• [Data for analysis]
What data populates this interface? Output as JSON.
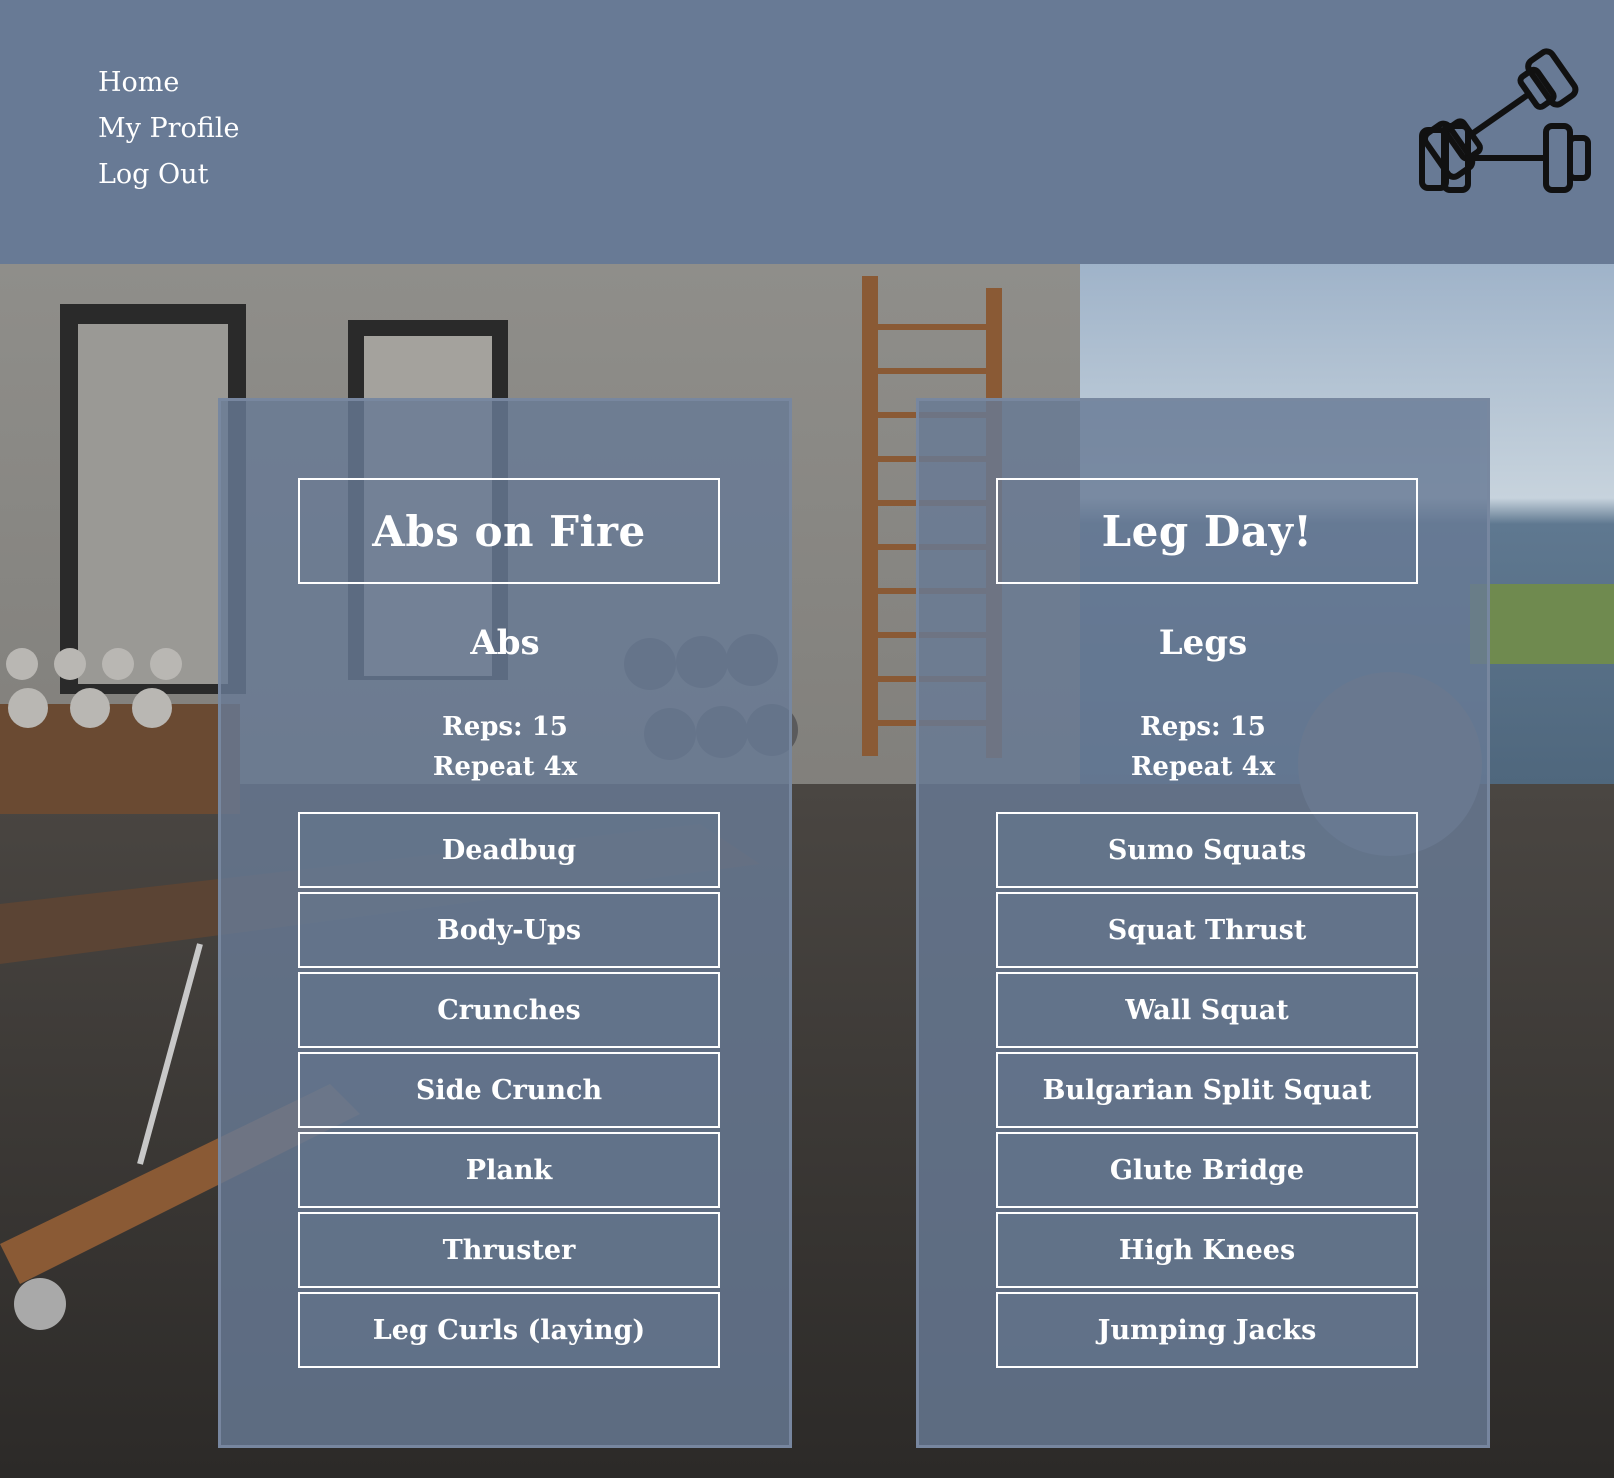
{
  "nav": {
    "items": [
      "Home",
      "My Profile",
      "Log Out"
    ]
  },
  "logo": {
    "icon": "dumbbells-icon"
  },
  "workouts": [
    {
      "title": "Abs on Fire",
      "category": "Abs",
      "reps": "Reps: 15",
      "repeat": "Repeat 4x",
      "exercises": [
        "Deadbug",
        "Body-Ups",
        "Crunches",
        "Side Crunch",
        "Plank",
        "Thruster",
        "Leg Curls (laying)"
      ]
    },
    {
      "title": "Leg Day!",
      "category": "Legs",
      "reps": "Reps: 15",
      "repeat": "Repeat 4x",
      "exercises": [
        "Sumo Squats",
        "Squat Thrust",
        "Wall Squat",
        "Bulgarian Split Squat",
        "Glute Bridge",
        "High Knees",
        "Jumping Jacks"
      ]
    }
  ],
  "colors": {
    "header_bg": "#687a95",
    "card_bg": "#687a95",
    "text": "#ffffff"
  }
}
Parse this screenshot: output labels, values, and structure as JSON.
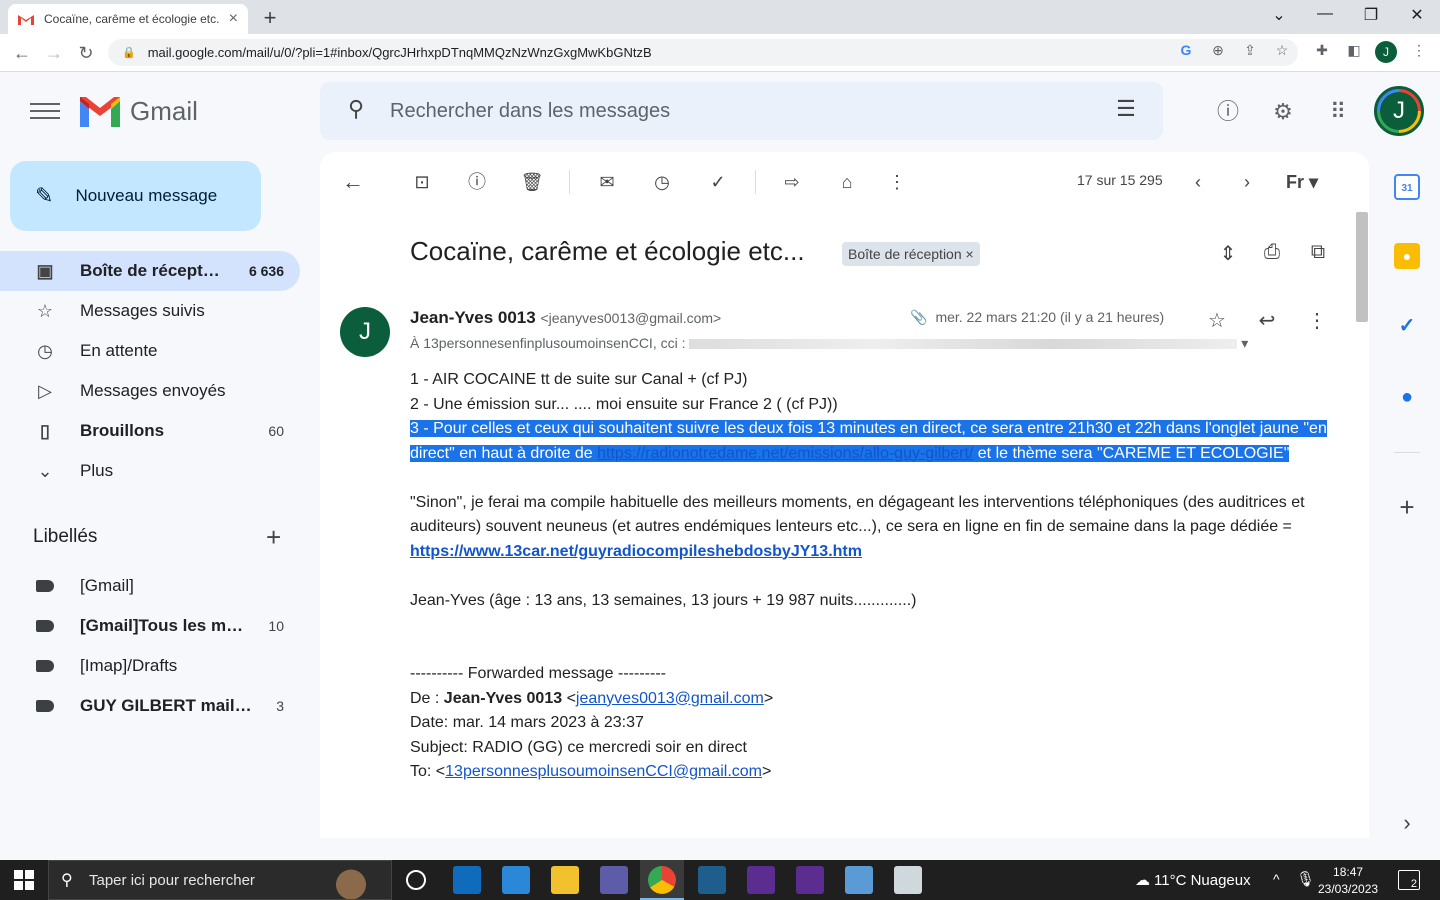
{
  "browser": {
    "tab_title": "Cocaïne, carême et écologie etc.",
    "tab_close": "×",
    "new_tab": "+",
    "url": "mail.google.com/mail/u/0/?pli=1#inbox/QgrcJHrhxpDTnqMMQzNzWnzGxgMwKbGNtzB",
    "profile_initial": "J",
    "window_controls": [
      "⌄",
      "—",
      "❐",
      "✕"
    ]
  },
  "gmail": {
    "brand": "Gmail",
    "search_placeholder": "Rechercher dans les messages",
    "account_initial": "J",
    "compose_label": "Nouveau message",
    "nav": [
      {
        "label": "Boîte de récept…",
        "count": "6 636",
        "icon": "inbox-icon"
      },
      {
        "label": "Messages suivis",
        "count": "",
        "icon": "star-icon"
      },
      {
        "label": "En attente",
        "count": "",
        "icon": "clock-icon"
      },
      {
        "label": "Messages envoyés",
        "count": "",
        "icon": "send-icon"
      },
      {
        "label": "Brouillons",
        "count": "60",
        "icon": "draft-icon"
      },
      {
        "label": "Plus",
        "count": "",
        "icon": "chevron-down-icon"
      }
    ],
    "labels_heading": "Libellés",
    "labels": [
      {
        "label": "[Gmail]",
        "count": ""
      },
      {
        "label": "[Gmail]Tous les m…",
        "count": "10"
      },
      {
        "label": "[Imap]/Drafts",
        "count": ""
      },
      {
        "label": "GUY GILBERT mail…",
        "count": "3"
      }
    ]
  },
  "toolbar": {
    "pager": "17 sur 15 295",
    "lang": "Fr"
  },
  "message": {
    "subject": "Cocaïne, carême et écologie etc...",
    "label_chip": "Boîte de réception",
    "label_chip_close": "×",
    "sender_initial": "J",
    "sender_name": "Jean-Yves 0013",
    "sender_email": "<jeanyves0013@gmail.com>",
    "date": "mer. 22 mars 21:20 (il y a 21 heures)",
    "to": "À 13personnesenfinplusoumoinsenCCI, cci :",
    "line1": "1 - AIR COCAINE tt de suite sur Canal + (cf PJ)",
    "line2": "2 - Une émission sur... .... moi ensuite sur France 2 ( (cf PJ))",
    "line3a": "3 - Pour celles et ceux qui souhaitent suivre les deux fois 13 minutes en direct, ce sera entre 21h30 et 22h dans l'onglet jaune \"en direct\" en haut à droite de ",
    "line3_link": "https://radionotredame.net/emissions/allo-guy-gilbert/",
    "line3b": " et le thème sera \"CAREME ET ECOLOGIE\"",
    "para2": "\"Sinon\", je ferai ma compile habituelle des meilleurs moments, en dégageant les interventions téléphoniques (des auditrices et auditeurs)  souvent neuneus (et autres endémiques lenteurs etc...), ce sera en ligne en fin de semaine dans la page dédiée = ",
    "para2_link": "https://www.13car.net/guyradiocompileshebdosbyJY13.htm",
    "signature": "Jean-Yves (âge : 13 ans, 13 semaines, 13 jours + 19 987  nuits.............)",
    "fwd_header": "---------- Forwarded message ---------",
    "fwd_from_prefix": "De : ",
    "fwd_from_name": "Jean-Yves 0013",
    "fwd_from_email": "jeanyves0013@gmail.com",
    "fwd_date": "Date: mar. 14 mars 2023 à 23:37",
    "fwd_subject": "Subject: RADIO (GG) ce mercredi soir en direct",
    "fwd_to_prefix": "To: <",
    "fwd_to_email": "13personnesplusoumoinsenCCI@gmail.com",
    "fwd_to_suffix": ">"
  },
  "taskbar": {
    "search_placeholder": "Taper ici pour rechercher",
    "weather": "11°C  Nuageux",
    "time": "18:47",
    "date": "23/03/2023",
    "notif_count": "2"
  },
  "colors": {
    "accent": "#1a73e8",
    "compose_bg": "#c2e7ff",
    "active_nav": "#d3e3fd",
    "avatar": "#0b5e3b"
  }
}
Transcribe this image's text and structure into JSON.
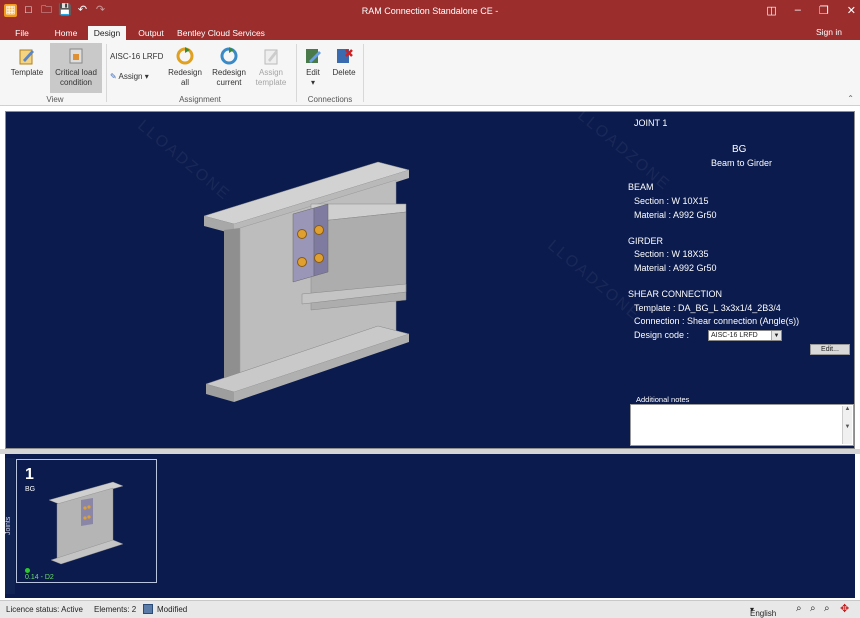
{
  "window": {
    "title": "RAM Connection Standalone CE -"
  },
  "tabs": [
    {
      "label": "File"
    },
    {
      "label": "Home"
    },
    {
      "label": "Design"
    },
    {
      "label": "Output"
    },
    {
      "label": "Bentley Cloud Services"
    }
  ],
  "signin": "Sign in",
  "ribbon": {
    "template": "Template",
    "critical_load": [
      "Critical load",
      "condition"
    ],
    "view_group": "View",
    "design_code": "AISC-16 LRFD",
    "assign": "Assign",
    "redesign_all": [
      "Redesign",
      "all"
    ],
    "redesign_current": [
      "Redesign",
      "current"
    ],
    "assign_template": [
      "Assign",
      "template"
    ],
    "assignment_group": "Assignment",
    "edit": "Edit",
    "delete": "Delete",
    "connections_group": "Connections"
  },
  "panel": {
    "joint": "JOINT 1",
    "code": "BG",
    "desc": "Beam to Girder",
    "beam_h": "BEAM",
    "beam_section": "Section : W 10X15",
    "beam_material": "Material : A992 Gr50",
    "girder_h": "GIRDER",
    "girder_section": "Section : W 18X35",
    "girder_material": "Material : A992 Gr50",
    "shear_h": "SHEAR CONNECTION",
    "shear_template": "Template : DA_BG_L 3x3x1/4_2B3/4",
    "shear_connection": "Connection : Shear connection (Angle(s))",
    "design_code_label": "Design code :",
    "design_code_value": "AISC-16 LRFD",
    "edit_btn": "Edit...",
    "notes_label": "Additional notes"
  },
  "joints_panel": {
    "label": "Joints",
    "thumb_number": "1",
    "thumb_code": "BG",
    "thumb_ratio": "0.14 - D2"
  },
  "statusbar": {
    "licence": "Licence status: Active",
    "elements": "Elements: 2",
    "modified": "Modified",
    "language": "English"
  },
  "watermark": "LLOADZONE",
  "colors": {
    "title_bar": "#9b2d2d",
    "viewport": "#0b1b4d",
    "steel": "#b8b8b8",
    "bolt": "#e0a030"
  }
}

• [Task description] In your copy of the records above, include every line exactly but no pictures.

• [The completed task]
What data populates this interface? Output as JSON.
{
  "nav": {
    "items": [
      "Home",
      "My Profile",
      "Log Out"
    ]
  },
  "logo": {
    "icon": "dumbbells-icon"
  },
  "workouts": [
    {
      "title": "Abs on Fire",
      "category": "Abs",
      "reps": "Reps: 15",
      "repeat": "Repeat 4x",
      "exercises": [
        "Deadbug",
        "Body-Ups",
        "Crunches",
        "Side Crunch",
        "Plank",
        "Thruster",
        "Leg Curls (laying)"
      ]
    },
    {
      "title": "Leg Day!",
      "category": "Legs",
      "reps": "Reps: 15",
      "repeat": "Repeat 4x",
      "exercises": [
        "Sumo Squats",
        "Squat Thrust",
        "Wall Squat",
        "Bulgarian Split Squat",
        "Glute Bridge",
        "High Knees",
        "Jumping Jacks"
      ]
    }
  ],
  "colors": {
    "header_bg": "#687a95",
    "card_bg": "#687a95",
    "text": "#ffffff"
  }
}
Parse this screenshot: output labels, values, and structure as JSON.
{
  "browser": {
    "tab_title": "Cocaïne, carême et écologie etc.",
    "tab_close": "×",
    "new_tab": "+",
    "url": "mail.google.com/mail/u/0/?pli=1#inbox/QgrcJHrhxpDTnqMMQzNzWnzGxgMwKbGNtzB",
    "profile_initial": "J",
    "window_controls": [
      "⌄",
      "—",
      "❐",
      "✕"
    ]
  },
  "gmail": {
    "brand": "Gmail",
    "search_placeholder": "Rechercher dans les messages",
    "account_initial": "J",
    "compose_label": "Nouveau message",
    "nav": [
      {
        "label": "Boîte de récept…",
        "count": "6 636",
        "icon": "inbox-icon"
      },
      {
        "label": "Messages suivis",
        "count": "",
        "icon": "star-icon"
      },
      {
        "label": "En attente",
        "count": "",
        "icon": "clock-icon"
      },
      {
        "label": "Messages envoyés",
        "count": "",
        "icon": "send-icon"
      },
      {
        "label": "Brouillons",
        "count": "60",
        "icon": "draft-icon"
      },
      {
        "label": "Plus",
        "count": "",
        "icon": "chevron-down-icon"
      }
    ],
    "labels_heading": "Libellés",
    "labels": [
      {
        "label": "[Gmail]",
        "count": ""
      },
      {
        "label": "[Gmail]Tous les m…",
        "count": "10"
      },
      {
        "label": "[Imap]/Drafts",
        "count": ""
      },
      {
        "label": "GUY GILBERT mail…",
        "count": "3"
      }
    ]
  },
  "toolbar": {
    "pager": "17 sur 15 295",
    "lang": "Fr"
  },
  "message": {
    "subject": "Cocaïne, carême et écologie etc...",
    "label_chip": "Boîte de réception",
    "label_chip_close": "×",
    "sender_initial": "J",
    "sender_name": "Jean-Yves 0013",
    "sender_email": "<jeanyves0013@gmail.com>",
    "date": "mer. 22 mars 21:20 (il y a 21 heures)",
    "to": "À 13personnesenfinplusoumoinsenCCI, cci :",
    "line1": "1 - AIR COCAINE tt de suite sur Canal + (cf PJ)",
    "line2": "2 - Une émission sur... .... moi ensuite sur France 2 ( (cf PJ))",
    "line3a": "3 - Pour celles et ceux qui souhaitent suivre les deux fois 13 minutes en direct, ce sera entre 21h30 et 22h dans l'onglet jaune \"en direct\" en haut à droite de ",
    "line3_link": "https://radionotredame.net/emissions/allo-guy-gilbert/",
    "line3b": " et le thème sera \"CAREME ET ECOLOGIE\"",
    "para2": "\"Sinon\", je ferai ma compile habituelle des meilleurs moments, en dégageant les interventions téléphoniques (des auditrices et auditeurs)  souvent neuneus (et autres endémiques lenteurs etc...), ce sera en ligne en fin de semaine dans la page dédiée = ",
    "para2_link": "https://www.13car.net/guyradiocompileshebdosbyJY13.htm",
    "signature": "Jean-Yves (âge : 13 ans, 13 semaines, 13 jours + 19 987  nuits.............)",
    "fwd_header": "---------- Forwarded message ---------",
    "fwd_from_prefix": "De : ",
    "fwd_from_name": "Jean-Yves 0013",
    "fwd_from_email": "jeanyves0013@gmail.com",
    "fwd_date": "Date: mar. 14 mars 2023 à 23:37",
    "fwd_subject": "Subject: RADIO (GG) ce mercredi soir en direct",
    "fwd_to_prefix": "To: <",
    "fwd_to_email": "13personnesplusoumoinsenCCI@gmail.com",
    "fwd_to_suffix": ">"
  },
  "taskbar": {
    "search_placeholder": "Taper ici pour rechercher",
    "weather": "11°C  Nuageux",
    "time": "18:47",
    "date": "23/03/2023",
    "notif_count": "2"
  },
  "colors": {
    "accent": "#1a73e8",
    "compose_bg": "#c2e7ff",
    "active_nav": "#d3e3fd",
    "avatar": "#0b5e3b"
  }
}
Transcribe this image's text and structure into JSON.
{
  "window": {
    "title": "RAM Connection Standalone CE -"
  },
  "tabs": [
    {
      "label": "File"
    },
    {
      "label": "Home"
    },
    {
      "label": "Design"
    },
    {
      "label": "Output"
    },
    {
      "label": "Bentley Cloud Services"
    }
  ],
  "signin": "Sign in",
  "ribbon": {
    "template": "Template",
    "critical_load": [
      "Critical load",
      "condition"
    ],
    "view_group": "View",
    "design_code": "AISC-16 LRFD",
    "assign": "Assign",
    "redesign_all": [
      "Redesign",
      "all"
    ],
    "redesign_current": [
      "Redesign",
      "current"
    ],
    "assign_template": [
      "Assign",
      "template"
    ],
    "assignment_group": "Assignment",
    "edit": "Edit",
    "delete": "Delete",
    "connections_group": "Connections"
  },
  "panel": {
    "joint": "JOINT 1",
    "code": "BG",
    "desc": "Beam to Girder",
    "beam_h": "BEAM",
    "beam_section": "Section : W 10X15",
    "beam_material": "Material : A992 Gr50",
    "girder_h": "GIRDER",
    "girder_section": "Section : W 18X35",
    "girder_material": "Material : A992 Gr50",
    "shear_h": "SHEAR CONNECTION",
    "shear_template": "Template : DA_BG_L 3x3x1/4_2B3/4",
    "shear_connection": "Connection : Shear connection (Angle(s))",
    "design_code_label": "Design code :",
    "design_code_value": "AISC-16 LRFD",
    "edit_btn": "Edit...",
    "notes_label": "Additional notes"
  },
  "joints_panel": {
    "label": "Joints",
    "thumb_number": "1",
    "thumb_code": "BG",
    "thumb_ratio": "0.14 - D2"
  },
  "statusbar": {
    "licence": "Licence status: Active",
    "elements": "Elements: 2",
    "modified": "Modified",
    "language": "English"
  },
  "watermark": "LLOADZONE",
  "colors": {
    "title_bar": "#9b2d2d",
    "viewport": "#0b1b4d",
    "steel": "#b8b8b8",
    "bolt": "#e0a030"
  }
}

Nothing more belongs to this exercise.